Despite the vacuous content we’ve come to expect from blockbuster films, they do conform to one ubiquitous truth: they’re big, they’re loud, and they’re fun. Well, almost ubiquitous. In the case of Godzilla: King of the Monsters – the third installment in Legendary Entertainment’s MonsterVerse, which began in 2014 with Gareth Edwards’ Godzilla reboot – the first two points are entirely accurate: from the obnoxious screeching of the eponymous nuclear-charged lizard, to the roars of soaring fighter jets, it’s excruciatingly loud, and much of the film is shot indiscriminately wide. But fun? You’ll need to look somewhere else.
How can that be the case for a film series about grandiose monsters fighting one another to the death, you ask?

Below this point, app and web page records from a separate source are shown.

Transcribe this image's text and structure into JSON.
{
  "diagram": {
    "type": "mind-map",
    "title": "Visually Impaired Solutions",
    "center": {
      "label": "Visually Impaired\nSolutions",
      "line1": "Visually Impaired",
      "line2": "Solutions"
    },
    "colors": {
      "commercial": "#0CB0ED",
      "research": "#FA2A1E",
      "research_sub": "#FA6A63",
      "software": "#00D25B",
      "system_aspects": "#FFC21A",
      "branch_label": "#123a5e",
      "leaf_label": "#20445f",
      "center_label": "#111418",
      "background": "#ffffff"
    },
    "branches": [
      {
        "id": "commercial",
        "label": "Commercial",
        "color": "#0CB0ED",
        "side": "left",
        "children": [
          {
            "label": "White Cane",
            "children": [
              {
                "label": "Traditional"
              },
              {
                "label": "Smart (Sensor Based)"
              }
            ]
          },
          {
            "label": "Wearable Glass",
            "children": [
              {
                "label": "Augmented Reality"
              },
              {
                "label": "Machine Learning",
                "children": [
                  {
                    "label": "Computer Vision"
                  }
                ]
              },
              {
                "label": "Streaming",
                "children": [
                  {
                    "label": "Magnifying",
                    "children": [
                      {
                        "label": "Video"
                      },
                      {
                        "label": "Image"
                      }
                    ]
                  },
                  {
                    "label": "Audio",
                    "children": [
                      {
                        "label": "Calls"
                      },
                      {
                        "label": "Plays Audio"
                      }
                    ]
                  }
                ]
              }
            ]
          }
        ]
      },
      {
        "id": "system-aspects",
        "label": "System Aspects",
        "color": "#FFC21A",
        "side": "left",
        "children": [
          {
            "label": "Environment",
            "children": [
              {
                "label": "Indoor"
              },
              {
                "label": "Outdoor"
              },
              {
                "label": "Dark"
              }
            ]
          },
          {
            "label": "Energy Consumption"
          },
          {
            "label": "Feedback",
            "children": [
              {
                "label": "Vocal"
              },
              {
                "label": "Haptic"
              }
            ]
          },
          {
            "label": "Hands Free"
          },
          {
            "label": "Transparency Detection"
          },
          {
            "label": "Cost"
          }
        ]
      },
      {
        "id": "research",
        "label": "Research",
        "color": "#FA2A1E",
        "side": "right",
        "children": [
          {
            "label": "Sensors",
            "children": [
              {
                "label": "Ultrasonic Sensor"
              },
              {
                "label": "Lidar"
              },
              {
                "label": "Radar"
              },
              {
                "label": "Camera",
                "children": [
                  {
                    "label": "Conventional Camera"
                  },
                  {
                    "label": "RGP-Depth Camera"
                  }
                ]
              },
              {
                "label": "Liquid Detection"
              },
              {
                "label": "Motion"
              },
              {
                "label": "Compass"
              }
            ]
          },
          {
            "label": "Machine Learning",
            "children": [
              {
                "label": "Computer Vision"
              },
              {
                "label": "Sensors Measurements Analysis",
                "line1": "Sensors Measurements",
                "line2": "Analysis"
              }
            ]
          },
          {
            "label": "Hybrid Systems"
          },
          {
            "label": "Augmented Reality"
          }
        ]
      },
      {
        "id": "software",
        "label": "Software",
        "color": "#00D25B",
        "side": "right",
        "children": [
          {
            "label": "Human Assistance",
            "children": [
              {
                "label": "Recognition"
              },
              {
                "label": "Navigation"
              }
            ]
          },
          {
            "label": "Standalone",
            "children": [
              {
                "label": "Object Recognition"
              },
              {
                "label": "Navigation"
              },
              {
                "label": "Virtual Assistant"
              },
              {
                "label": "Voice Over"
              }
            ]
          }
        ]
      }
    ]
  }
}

On paper, Godzilla: King of the Monsters should be the epitome of dumb, popcorn-flick enjoyment. It’s manifestly director Michael Dougherty’s key intent, as dramatic tension and character development are disregarded in favour of explosive set pieces and epic monster brawls. Unfortunately, these set pieces are little more than neurotic – if visually impressive – light shows. This wouldn’t be such an issue if the script was competently written, but Dougherty and Zach Shields’ effort is shambolic.
The central plotline relies upon the exhaustingly overdone notion that we humans are the true monsters for our sins against nature. How original! This in itself isn’t entirely egregious, but the screenplay is lined with lazy dialogue, ill-conceived character arcs (Vera Farmiga’s Dr Emma Russell especially gets the short end here) and a problematic evocation of Orientalism.
The battles are epic, the shots are wide, and the roars are loud, but no level of overcompensation can make up for laughable dialogue, hokey editing and a disregard for character development. You’ll walk into this with a yearn for monstrous fun, and emerge wanting nothing more than an aspirin. Perhaps two.
CAST: Kyle Chandler, Vera Farmiga, Millie Bobbie Brown, Ken Watanabe, Ziyi Zhang, Sally Hawkins, Charles Dance, O’Shea Jackson Jr.
DIRECTOR: Michael Dougherty
WRITERS: Michael Dougherty, Zach Shields
SYNOPSIS: The crypto-zoological agency Monarch faces off against a battery of god-sized monsters, including the mighty Godzilla, who collides with Mothra, Rodan, and his ultimate nemesis, the three-headed King Ghidorah.